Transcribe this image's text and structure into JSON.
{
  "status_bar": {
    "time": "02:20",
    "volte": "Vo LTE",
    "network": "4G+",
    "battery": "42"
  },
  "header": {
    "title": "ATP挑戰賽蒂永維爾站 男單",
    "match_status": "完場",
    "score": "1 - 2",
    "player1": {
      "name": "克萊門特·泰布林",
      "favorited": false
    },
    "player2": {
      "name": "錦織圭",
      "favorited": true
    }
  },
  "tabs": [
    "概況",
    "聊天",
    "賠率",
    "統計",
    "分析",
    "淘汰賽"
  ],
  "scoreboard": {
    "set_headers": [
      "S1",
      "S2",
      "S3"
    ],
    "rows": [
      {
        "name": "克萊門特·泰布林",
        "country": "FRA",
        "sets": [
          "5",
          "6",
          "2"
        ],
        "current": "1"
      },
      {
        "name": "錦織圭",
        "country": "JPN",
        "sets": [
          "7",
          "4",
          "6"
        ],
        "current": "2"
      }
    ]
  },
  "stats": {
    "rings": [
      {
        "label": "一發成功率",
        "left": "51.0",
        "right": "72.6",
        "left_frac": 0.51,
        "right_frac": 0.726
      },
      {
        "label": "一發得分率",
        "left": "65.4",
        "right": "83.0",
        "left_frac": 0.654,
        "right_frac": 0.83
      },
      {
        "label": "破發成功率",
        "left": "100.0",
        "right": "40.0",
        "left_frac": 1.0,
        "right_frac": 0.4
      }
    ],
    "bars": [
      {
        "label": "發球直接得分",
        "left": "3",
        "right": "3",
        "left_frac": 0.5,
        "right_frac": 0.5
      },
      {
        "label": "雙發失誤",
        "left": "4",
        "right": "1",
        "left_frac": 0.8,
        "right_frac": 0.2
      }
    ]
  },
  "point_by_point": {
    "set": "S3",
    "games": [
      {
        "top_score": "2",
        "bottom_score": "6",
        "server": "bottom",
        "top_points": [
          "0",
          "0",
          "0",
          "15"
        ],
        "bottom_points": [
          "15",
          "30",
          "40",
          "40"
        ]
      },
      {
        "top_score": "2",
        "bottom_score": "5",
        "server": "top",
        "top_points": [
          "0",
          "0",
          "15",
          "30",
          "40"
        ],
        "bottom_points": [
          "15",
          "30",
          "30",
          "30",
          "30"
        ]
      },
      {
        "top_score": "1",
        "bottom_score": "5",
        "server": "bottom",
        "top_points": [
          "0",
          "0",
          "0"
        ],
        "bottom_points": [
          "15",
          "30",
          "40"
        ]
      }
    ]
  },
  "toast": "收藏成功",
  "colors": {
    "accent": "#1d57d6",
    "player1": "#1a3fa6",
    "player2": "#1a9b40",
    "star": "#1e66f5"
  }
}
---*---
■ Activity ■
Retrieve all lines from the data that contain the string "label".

■ Task response ■
        "label": "一發成功率",
        "label": "一發得分率",
        "label": "破發成功率",
        "label": "發球直接得分",
        "label": "雙發失誤",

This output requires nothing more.